§ **Exercise goal**
Each line of the listing that contains the word "Laminate" is to be copied.

§ **Supplied entries**
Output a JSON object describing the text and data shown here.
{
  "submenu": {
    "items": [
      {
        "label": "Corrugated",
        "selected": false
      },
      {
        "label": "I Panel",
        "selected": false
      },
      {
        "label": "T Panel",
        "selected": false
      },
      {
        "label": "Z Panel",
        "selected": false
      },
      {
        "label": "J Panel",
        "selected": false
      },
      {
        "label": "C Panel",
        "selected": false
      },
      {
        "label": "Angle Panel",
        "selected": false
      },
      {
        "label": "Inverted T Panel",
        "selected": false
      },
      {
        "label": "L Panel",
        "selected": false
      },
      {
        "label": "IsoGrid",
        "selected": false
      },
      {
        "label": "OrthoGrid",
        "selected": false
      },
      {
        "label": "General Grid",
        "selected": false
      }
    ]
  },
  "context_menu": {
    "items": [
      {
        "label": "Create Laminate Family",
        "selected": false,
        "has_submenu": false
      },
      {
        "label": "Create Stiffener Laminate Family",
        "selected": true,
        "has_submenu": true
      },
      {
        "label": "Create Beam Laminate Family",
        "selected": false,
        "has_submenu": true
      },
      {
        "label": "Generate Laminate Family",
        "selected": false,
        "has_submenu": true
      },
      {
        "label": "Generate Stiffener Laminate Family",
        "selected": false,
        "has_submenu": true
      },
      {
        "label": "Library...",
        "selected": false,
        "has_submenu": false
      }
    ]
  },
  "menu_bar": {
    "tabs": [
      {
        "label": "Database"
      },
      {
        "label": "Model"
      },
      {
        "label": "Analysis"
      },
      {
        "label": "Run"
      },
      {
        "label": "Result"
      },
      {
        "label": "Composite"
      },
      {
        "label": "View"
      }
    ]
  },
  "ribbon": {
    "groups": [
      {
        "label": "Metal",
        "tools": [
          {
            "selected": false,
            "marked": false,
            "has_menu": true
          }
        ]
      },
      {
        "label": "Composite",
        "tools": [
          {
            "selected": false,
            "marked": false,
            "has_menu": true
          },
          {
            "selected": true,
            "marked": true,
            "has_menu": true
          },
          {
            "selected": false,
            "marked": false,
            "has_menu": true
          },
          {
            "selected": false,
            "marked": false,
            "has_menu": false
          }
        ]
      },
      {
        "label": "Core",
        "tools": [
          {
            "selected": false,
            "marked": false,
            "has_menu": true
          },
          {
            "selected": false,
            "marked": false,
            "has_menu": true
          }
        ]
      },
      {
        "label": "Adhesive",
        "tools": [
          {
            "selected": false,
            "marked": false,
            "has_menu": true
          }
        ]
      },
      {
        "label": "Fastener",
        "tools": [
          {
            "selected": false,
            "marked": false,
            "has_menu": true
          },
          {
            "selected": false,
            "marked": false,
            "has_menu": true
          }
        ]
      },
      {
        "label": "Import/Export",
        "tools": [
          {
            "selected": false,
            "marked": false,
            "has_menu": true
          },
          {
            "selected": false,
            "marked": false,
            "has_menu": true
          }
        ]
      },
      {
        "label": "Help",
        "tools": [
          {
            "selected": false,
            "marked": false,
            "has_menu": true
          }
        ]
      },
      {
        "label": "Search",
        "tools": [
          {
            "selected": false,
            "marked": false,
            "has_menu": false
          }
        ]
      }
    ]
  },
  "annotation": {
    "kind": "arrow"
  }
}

§ **Written response**
        "label": "Create Laminate Family",
        "label": "Create Stiffener Laminate Family",
        "label": "Create Beam Laminate Family",
        "label": "Generate Laminate Family",
        "label": "Generate Stiffener Laminate Family",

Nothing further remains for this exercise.